TASK OBJECTIVE: Find every line below where the string "answer" shows up, and copy those lines.
____
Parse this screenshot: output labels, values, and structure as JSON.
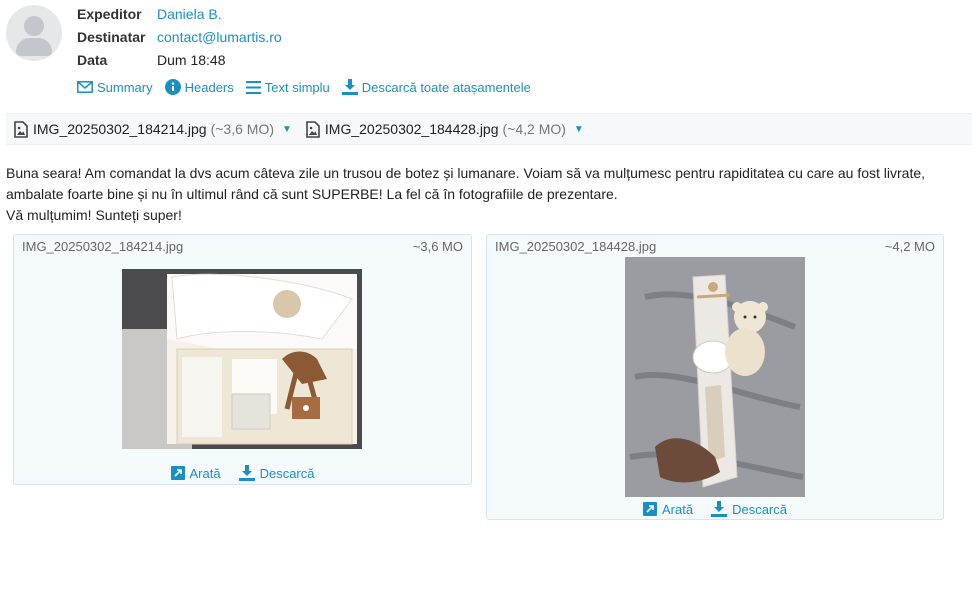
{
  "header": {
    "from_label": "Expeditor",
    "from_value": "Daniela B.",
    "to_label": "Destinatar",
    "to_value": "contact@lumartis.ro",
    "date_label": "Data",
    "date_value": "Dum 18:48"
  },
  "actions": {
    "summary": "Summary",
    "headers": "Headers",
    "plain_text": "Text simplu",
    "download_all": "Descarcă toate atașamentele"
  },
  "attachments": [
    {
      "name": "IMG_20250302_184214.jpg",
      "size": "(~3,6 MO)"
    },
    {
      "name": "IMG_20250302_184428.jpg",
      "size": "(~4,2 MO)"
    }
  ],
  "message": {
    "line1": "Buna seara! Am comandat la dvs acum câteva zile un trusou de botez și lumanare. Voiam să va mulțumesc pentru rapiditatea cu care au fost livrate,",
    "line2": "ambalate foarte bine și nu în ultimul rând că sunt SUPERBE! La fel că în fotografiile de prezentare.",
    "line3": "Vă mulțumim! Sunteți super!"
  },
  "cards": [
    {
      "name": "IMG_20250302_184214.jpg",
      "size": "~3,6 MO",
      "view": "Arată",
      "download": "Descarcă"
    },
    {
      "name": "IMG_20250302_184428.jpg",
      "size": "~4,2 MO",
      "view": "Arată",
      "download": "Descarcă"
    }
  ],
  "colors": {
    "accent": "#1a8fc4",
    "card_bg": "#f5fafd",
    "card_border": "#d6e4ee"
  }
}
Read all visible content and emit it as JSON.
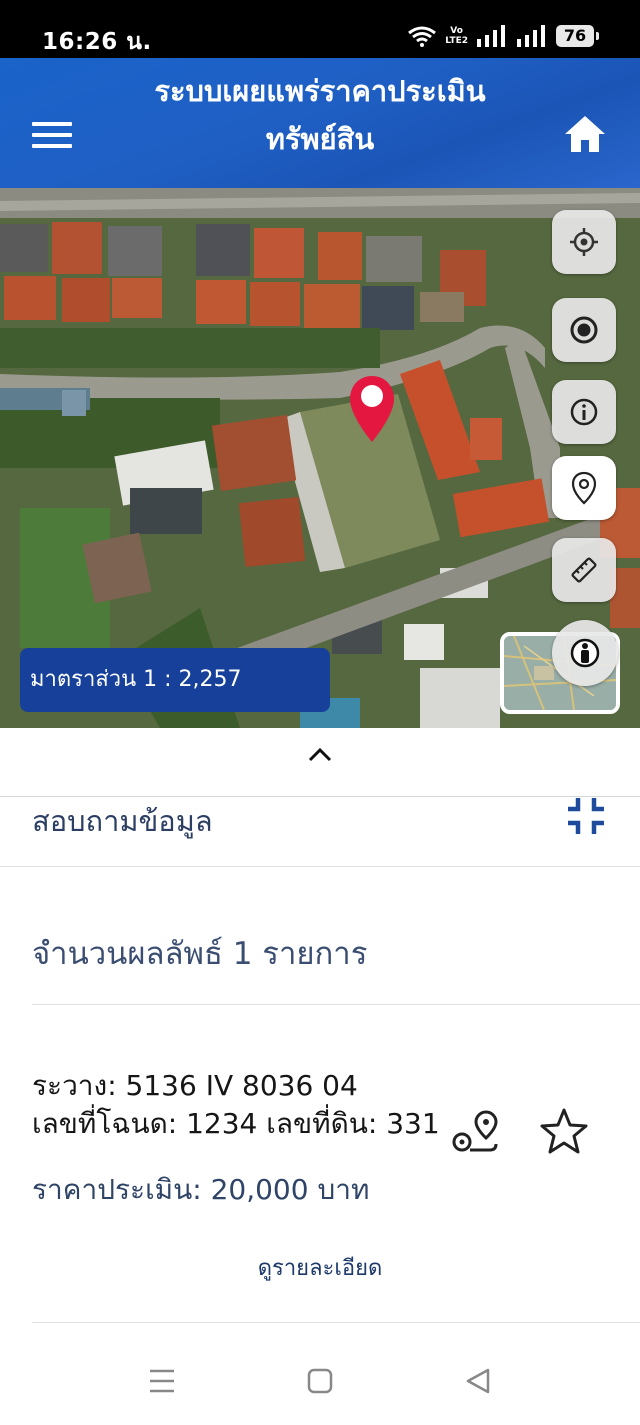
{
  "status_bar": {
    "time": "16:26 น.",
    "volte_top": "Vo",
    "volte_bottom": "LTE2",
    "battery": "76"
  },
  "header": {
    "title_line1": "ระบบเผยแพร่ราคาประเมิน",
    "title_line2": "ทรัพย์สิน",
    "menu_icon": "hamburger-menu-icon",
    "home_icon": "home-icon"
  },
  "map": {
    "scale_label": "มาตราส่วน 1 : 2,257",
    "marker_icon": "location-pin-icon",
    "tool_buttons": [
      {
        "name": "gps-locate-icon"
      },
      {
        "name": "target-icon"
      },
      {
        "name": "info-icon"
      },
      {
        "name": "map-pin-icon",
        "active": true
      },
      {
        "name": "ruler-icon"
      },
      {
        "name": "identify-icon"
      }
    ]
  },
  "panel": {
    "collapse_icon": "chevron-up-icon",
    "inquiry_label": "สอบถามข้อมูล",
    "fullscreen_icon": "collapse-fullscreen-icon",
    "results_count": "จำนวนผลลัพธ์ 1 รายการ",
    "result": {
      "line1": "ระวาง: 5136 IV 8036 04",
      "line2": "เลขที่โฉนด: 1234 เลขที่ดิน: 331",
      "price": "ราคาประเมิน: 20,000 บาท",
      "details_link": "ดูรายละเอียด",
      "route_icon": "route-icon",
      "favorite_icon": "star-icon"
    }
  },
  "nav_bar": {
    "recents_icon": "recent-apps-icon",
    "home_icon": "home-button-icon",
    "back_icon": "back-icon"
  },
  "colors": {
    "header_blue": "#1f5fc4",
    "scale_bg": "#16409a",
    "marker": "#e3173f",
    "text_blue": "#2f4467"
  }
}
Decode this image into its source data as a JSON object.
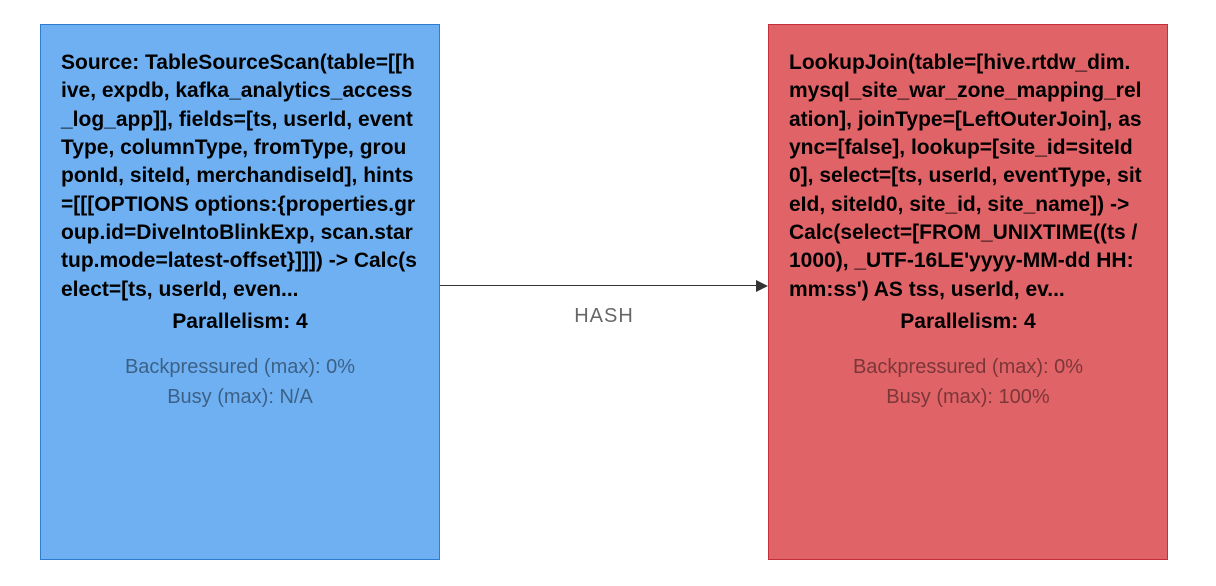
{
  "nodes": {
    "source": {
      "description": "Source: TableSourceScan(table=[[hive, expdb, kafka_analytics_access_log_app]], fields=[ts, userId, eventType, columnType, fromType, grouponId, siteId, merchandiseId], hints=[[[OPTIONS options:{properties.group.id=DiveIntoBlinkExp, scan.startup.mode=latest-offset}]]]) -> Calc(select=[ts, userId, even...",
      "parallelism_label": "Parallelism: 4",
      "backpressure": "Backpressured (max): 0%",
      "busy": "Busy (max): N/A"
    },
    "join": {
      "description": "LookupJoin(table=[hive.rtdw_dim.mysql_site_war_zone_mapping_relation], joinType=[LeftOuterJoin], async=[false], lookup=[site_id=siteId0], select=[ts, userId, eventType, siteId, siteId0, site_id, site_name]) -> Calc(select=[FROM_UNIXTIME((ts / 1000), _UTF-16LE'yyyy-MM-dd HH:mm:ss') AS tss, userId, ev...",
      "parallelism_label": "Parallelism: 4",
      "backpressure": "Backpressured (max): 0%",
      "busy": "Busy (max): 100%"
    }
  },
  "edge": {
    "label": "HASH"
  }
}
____
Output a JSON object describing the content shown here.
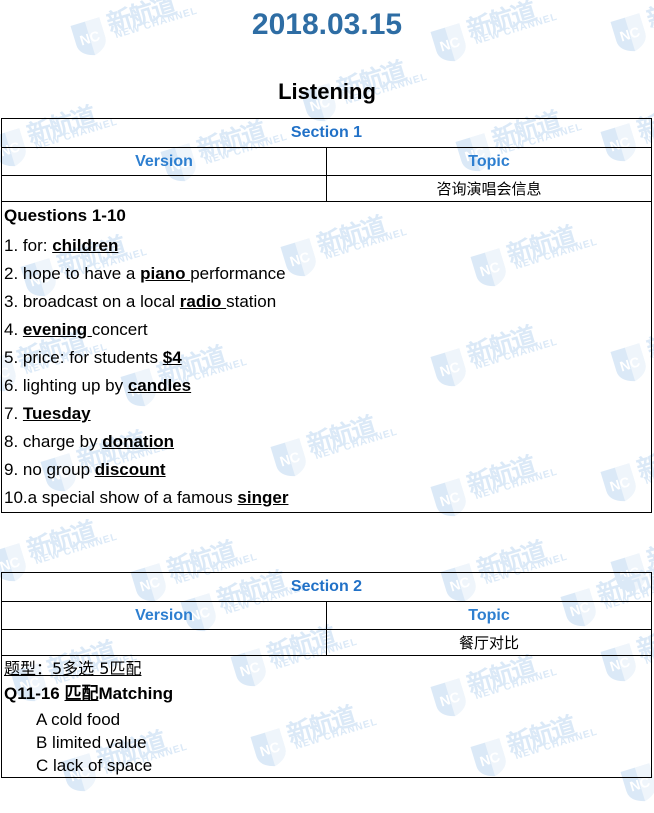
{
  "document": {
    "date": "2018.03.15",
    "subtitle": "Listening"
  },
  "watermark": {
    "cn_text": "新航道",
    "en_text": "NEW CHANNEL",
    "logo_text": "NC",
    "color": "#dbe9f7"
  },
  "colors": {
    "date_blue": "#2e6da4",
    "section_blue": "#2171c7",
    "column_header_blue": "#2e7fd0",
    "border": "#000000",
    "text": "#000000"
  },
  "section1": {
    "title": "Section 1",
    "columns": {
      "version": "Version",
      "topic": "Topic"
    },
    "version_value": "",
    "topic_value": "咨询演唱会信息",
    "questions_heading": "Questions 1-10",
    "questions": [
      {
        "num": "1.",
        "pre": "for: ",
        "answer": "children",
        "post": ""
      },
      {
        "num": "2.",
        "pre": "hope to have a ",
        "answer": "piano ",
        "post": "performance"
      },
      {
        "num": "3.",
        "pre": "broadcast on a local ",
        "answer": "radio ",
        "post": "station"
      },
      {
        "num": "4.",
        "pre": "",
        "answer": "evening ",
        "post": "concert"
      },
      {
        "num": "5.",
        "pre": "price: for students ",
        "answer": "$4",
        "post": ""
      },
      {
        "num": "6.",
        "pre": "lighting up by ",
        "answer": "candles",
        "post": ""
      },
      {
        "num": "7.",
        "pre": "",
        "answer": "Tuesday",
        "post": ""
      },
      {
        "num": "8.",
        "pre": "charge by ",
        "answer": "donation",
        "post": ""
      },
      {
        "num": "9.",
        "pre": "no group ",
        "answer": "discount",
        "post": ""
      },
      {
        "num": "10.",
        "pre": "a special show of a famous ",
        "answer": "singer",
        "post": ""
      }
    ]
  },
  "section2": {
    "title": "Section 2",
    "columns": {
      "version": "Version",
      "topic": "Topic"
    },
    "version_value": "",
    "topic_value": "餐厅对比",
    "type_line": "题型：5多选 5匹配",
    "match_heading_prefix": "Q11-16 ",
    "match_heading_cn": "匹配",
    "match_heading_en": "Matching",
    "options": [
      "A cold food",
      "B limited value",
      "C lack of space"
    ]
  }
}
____
RESPONSE TO THIS TASK:
        "answer": "children",
        "answer": "piano ",
        "answer": "radio ",
        "answer": "evening ",
        "answer": "$4",
        "answer": "candles",
        "answer": "Tuesday",
        "answer": "donation",
        "answer": "discount",
        "answer": "singer",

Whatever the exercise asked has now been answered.